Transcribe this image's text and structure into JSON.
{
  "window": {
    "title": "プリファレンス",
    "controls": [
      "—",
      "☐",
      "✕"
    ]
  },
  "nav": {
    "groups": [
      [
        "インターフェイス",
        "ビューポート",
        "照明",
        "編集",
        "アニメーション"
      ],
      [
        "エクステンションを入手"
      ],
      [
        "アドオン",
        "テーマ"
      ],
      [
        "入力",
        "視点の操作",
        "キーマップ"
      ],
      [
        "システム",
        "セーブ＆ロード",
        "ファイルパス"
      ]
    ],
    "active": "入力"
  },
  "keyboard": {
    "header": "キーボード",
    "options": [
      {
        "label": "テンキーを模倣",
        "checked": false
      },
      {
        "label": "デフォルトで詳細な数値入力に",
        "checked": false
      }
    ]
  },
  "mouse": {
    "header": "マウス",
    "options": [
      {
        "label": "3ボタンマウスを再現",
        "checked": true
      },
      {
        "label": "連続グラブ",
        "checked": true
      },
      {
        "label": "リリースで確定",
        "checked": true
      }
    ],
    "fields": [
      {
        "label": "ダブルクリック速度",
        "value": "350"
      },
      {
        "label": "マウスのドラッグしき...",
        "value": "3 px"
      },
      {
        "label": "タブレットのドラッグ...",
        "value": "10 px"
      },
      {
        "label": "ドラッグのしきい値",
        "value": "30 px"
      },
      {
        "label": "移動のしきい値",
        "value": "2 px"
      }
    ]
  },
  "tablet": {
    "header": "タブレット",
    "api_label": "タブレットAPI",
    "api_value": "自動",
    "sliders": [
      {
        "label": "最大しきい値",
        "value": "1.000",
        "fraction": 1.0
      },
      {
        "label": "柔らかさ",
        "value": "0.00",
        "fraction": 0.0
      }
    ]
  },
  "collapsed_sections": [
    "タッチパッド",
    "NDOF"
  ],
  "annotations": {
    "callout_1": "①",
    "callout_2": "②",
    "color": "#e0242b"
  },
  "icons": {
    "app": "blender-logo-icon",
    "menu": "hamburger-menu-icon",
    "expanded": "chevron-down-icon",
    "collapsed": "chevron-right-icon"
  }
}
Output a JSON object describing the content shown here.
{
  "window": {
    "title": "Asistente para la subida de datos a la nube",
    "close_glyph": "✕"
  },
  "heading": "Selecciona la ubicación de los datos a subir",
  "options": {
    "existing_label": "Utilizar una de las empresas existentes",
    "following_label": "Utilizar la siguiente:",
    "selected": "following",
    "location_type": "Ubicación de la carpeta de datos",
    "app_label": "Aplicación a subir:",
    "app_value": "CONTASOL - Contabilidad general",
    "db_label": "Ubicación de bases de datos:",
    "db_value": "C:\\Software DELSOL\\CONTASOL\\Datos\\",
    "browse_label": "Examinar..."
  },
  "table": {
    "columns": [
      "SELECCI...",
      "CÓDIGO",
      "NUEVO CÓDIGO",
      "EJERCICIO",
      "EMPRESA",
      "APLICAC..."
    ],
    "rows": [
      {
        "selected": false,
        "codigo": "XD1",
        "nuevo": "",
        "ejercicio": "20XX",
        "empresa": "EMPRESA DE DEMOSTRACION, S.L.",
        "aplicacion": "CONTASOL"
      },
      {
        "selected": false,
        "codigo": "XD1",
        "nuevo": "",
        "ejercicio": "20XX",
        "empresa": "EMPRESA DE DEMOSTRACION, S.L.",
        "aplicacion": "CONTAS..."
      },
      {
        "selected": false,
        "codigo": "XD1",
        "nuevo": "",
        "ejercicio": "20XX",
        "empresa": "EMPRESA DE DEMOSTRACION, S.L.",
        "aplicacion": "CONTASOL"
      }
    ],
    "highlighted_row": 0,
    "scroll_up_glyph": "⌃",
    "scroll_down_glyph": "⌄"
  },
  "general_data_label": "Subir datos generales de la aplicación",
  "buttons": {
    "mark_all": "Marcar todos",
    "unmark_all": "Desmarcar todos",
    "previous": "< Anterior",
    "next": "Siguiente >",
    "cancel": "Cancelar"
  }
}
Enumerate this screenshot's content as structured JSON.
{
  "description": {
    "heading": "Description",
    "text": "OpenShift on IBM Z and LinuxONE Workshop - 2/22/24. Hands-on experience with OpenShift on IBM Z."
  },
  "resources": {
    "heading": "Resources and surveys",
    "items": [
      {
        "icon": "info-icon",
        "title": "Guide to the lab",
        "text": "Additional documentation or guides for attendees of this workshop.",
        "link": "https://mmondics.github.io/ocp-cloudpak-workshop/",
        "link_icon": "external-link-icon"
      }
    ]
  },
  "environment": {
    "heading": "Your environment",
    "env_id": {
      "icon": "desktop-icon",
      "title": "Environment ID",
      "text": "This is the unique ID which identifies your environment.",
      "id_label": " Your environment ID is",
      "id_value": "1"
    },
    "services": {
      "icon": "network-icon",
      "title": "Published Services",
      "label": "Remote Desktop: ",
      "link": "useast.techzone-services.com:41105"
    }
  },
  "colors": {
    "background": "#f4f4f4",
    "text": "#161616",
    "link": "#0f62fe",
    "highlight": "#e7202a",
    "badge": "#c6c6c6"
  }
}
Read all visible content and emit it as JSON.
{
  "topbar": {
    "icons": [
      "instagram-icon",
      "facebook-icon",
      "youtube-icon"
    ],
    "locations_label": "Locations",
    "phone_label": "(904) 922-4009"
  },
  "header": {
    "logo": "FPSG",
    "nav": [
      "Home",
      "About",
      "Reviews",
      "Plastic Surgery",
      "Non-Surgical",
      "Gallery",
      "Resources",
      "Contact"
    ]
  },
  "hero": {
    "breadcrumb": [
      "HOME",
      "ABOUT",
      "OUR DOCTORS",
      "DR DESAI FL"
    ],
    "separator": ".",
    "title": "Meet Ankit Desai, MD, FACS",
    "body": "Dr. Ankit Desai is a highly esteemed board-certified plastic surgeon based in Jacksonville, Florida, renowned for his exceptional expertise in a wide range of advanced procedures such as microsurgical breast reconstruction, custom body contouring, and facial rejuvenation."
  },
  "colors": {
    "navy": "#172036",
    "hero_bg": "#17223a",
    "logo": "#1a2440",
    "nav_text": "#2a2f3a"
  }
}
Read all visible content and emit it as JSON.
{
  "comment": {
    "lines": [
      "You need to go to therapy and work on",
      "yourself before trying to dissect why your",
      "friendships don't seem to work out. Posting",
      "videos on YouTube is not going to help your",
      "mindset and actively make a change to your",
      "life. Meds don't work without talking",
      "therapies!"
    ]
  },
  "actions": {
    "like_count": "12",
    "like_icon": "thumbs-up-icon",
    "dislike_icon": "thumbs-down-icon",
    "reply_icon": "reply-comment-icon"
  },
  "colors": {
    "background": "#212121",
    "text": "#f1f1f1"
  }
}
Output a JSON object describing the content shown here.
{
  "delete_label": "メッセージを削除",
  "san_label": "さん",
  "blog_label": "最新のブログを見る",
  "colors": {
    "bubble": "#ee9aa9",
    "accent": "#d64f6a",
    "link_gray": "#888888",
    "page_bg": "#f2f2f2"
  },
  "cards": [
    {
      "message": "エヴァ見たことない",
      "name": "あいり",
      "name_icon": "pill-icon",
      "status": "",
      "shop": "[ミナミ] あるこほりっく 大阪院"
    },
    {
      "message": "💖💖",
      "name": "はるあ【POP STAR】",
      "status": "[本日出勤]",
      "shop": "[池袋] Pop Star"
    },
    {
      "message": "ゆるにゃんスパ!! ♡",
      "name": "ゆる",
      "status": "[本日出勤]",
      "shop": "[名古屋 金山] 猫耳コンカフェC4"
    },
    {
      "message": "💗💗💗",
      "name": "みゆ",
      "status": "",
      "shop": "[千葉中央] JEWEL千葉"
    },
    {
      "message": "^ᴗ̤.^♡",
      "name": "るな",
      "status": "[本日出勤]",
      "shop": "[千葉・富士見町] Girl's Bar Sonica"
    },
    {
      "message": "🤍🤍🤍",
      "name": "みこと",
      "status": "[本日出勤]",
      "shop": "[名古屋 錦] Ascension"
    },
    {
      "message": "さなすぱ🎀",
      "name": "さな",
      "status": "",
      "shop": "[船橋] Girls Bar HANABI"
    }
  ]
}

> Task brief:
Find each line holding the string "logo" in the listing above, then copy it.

> Problem solution:
    "app": "blender-logo-icon",
    "logo": "FPSG",
    "logo": "#1a2440",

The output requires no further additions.